▸ **Your task**
Since only the words are wanted, reproduce every entry exactly and leave the images behind.

......

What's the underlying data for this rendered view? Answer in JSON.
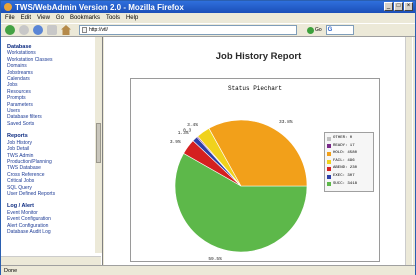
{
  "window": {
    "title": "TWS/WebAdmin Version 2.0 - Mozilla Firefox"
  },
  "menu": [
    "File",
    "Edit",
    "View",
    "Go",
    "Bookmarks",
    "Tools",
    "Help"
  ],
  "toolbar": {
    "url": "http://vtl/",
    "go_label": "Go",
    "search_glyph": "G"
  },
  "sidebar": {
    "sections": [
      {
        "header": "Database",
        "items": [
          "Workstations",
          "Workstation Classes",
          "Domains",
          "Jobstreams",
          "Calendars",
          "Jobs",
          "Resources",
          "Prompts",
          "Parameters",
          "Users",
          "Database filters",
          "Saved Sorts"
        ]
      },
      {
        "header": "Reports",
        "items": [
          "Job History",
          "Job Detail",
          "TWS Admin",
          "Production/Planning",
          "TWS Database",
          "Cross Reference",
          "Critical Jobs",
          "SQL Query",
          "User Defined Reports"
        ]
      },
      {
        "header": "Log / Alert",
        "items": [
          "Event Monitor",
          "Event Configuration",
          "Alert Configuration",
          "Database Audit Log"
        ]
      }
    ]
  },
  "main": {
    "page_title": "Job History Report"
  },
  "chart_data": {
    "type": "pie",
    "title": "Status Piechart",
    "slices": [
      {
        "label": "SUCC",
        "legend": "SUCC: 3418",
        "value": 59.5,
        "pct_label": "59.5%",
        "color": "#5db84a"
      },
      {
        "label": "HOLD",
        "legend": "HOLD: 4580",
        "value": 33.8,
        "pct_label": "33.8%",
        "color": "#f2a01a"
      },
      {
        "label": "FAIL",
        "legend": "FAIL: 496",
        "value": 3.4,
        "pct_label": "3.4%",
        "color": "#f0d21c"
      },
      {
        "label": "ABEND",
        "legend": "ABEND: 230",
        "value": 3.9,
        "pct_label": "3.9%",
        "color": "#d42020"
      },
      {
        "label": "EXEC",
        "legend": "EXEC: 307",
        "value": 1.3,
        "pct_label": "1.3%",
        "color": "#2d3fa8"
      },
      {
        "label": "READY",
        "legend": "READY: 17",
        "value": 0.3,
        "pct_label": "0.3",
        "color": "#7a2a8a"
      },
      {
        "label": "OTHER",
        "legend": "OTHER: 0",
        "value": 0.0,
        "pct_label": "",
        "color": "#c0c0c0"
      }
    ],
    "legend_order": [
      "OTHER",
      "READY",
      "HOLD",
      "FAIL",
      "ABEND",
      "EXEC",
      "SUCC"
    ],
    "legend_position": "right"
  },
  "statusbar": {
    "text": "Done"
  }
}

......

▸ **Reply to the task**
What's the underlying data for this rendered view? Answer in JSON.
{
  "window": {
    "title": "TWS/WebAdmin Version 2.0 - Mozilla Firefox"
  },
  "menu": [
    "File",
    "Edit",
    "View",
    "Go",
    "Bookmarks",
    "Tools",
    "Help"
  ],
  "toolbar": {
    "url": "http://vtl/",
    "go_label": "Go",
    "search_glyph": "G"
  },
  "sidebar": {
    "sections": [
      {
        "header": "Database",
        "items": [
          "Workstations",
          "Workstation Classes",
          "Domains",
          "Jobstreams",
          "Calendars",
          "Jobs",
          "Resources",
          "Prompts",
          "Parameters",
          "Users",
          "Database filters",
          "Saved Sorts"
        ]
      },
      {
        "header": "Reports",
        "items": [
          "Job History",
          "Job Detail",
          "TWS Admin",
          "Production/Planning",
          "TWS Database",
          "Cross Reference",
          "Critical Jobs",
          "SQL Query",
          "User Defined Reports"
        ]
      },
      {
        "header": "Log / Alert",
        "items": [
          "Event Monitor",
          "Event Configuration",
          "Alert Configuration",
          "Database Audit Log"
        ]
      }
    ]
  },
  "main": {
    "page_title": "Job History Report"
  },
  "chart_data": {
    "type": "pie",
    "title": "Status Piechart",
    "slices": [
      {
        "label": "SUCC",
        "legend": "SUCC: 3418",
        "value": 59.5,
        "pct_label": "59.5%",
        "color": "#5db84a"
      },
      {
        "label": "HOLD",
        "legend": "HOLD: 4580",
        "value": 33.8,
        "pct_label": "33.8%",
        "color": "#f2a01a"
      },
      {
        "label": "FAIL",
        "legend": "FAIL: 496",
        "value": 3.4,
        "pct_label": "3.4%",
        "color": "#f0d21c"
      },
      {
        "label": "ABEND",
        "legend": "ABEND: 230",
        "value": 3.9,
        "pct_label": "3.9%",
        "color": "#d42020"
      },
      {
        "label": "EXEC",
        "legend": "EXEC: 307",
        "value": 1.3,
        "pct_label": "1.3%",
        "color": "#2d3fa8"
      },
      {
        "label": "READY",
        "legend": "READY: 17",
        "value": 0.3,
        "pct_label": "0.3",
        "color": "#7a2a8a"
      },
      {
        "label": "OTHER",
        "legend": "OTHER: 0",
        "value": 0.0,
        "pct_label": "",
        "color": "#c0c0c0"
      }
    ],
    "legend_order": [
      "OTHER",
      "READY",
      "HOLD",
      "FAIL",
      "ABEND",
      "EXEC",
      "SUCC"
    ],
    "legend_position": "right"
  },
  "statusbar": {
    "text": "Done"
  }
}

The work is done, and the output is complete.